▶ **Entries shown**:
+++

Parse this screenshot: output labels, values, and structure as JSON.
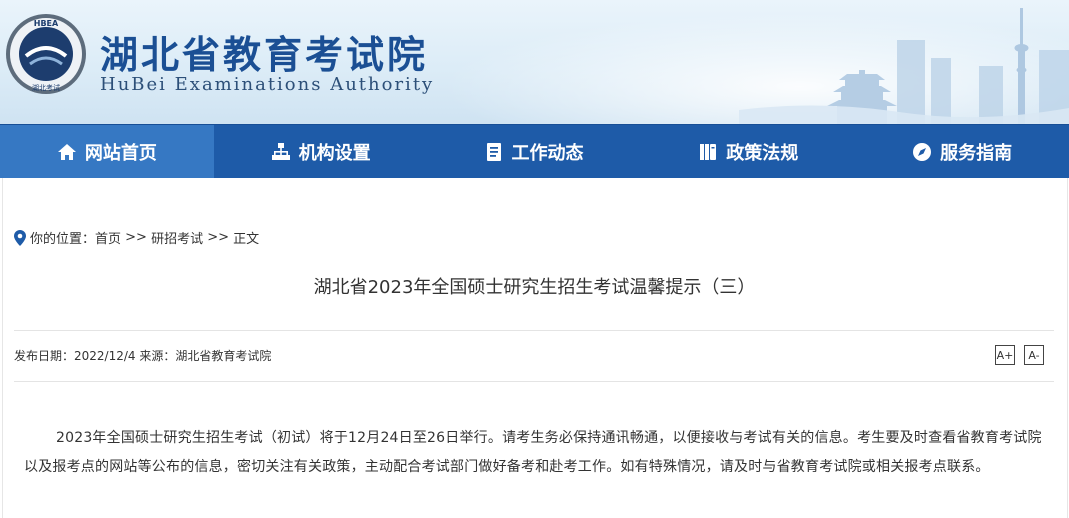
{
  "header": {
    "logo_text": "HBEA 湖北考试",
    "title_cn": "湖北省教育考试院",
    "title_en": "HuBei Examinations Authority"
  },
  "nav": {
    "items": [
      {
        "label": "网站首页",
        "icon": "home-icon"
      },
      {
        "label": "机构设置",
        "icon": "org-chart-icon"
      },
      {
        "label": "工作动态",
        "icon": "document-icon"
      },
      {
        "label": "政策法规",
        "icon": "book-icon"
      },
      {
        "label": "服务指南",
        "icon": "compass-icon"
      }
    ]
  },
  "breadcrumb": {
    "icon": "location-pin-icon",
    "prefix": "你的位置：",
    "home": "首页",
    "sep1": " >> ",
    "section": "研招考试",
    "sep2": " >> ",
    "current": "正文"
  },
  "article": {
    "title": "湖北省2023年全国硕士研究生招生考试温馨提示（三）",
    "meta": "发布日期：2022/12/4 来源：湖北省教育考试院",
    "font_increase": "A+",
    "font_decrease": "A-",
    "body": "2023年全国硕士研究生招生考试（初试）将于12月24日至26日举行。请考生务必保持通讯畅通，以便接收与考试有关的信息。考生要及时查看省教育考试院以及报考点的网站等公布的信息，密切关注有关政策，主动配合考试部门做好备考和赴考工作。如有特殊情况，请及时与省教育考试院或相关报考点联系。"
  },
  "colors": {
    "nav_bg": "#1e5ba8",
    "nav_active": "#3678c3",
    "title_blue": "#1b4f94"
  }
}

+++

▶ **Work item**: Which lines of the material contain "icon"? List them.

▶ **Your solution**:
        "icon": "home-icon"
        "icon": "org-chart-icon"
        "icon": "document-icon"
        "icon": "book-icon"
        "icon": "compass-icon"
    "icon": "location-pin-icon",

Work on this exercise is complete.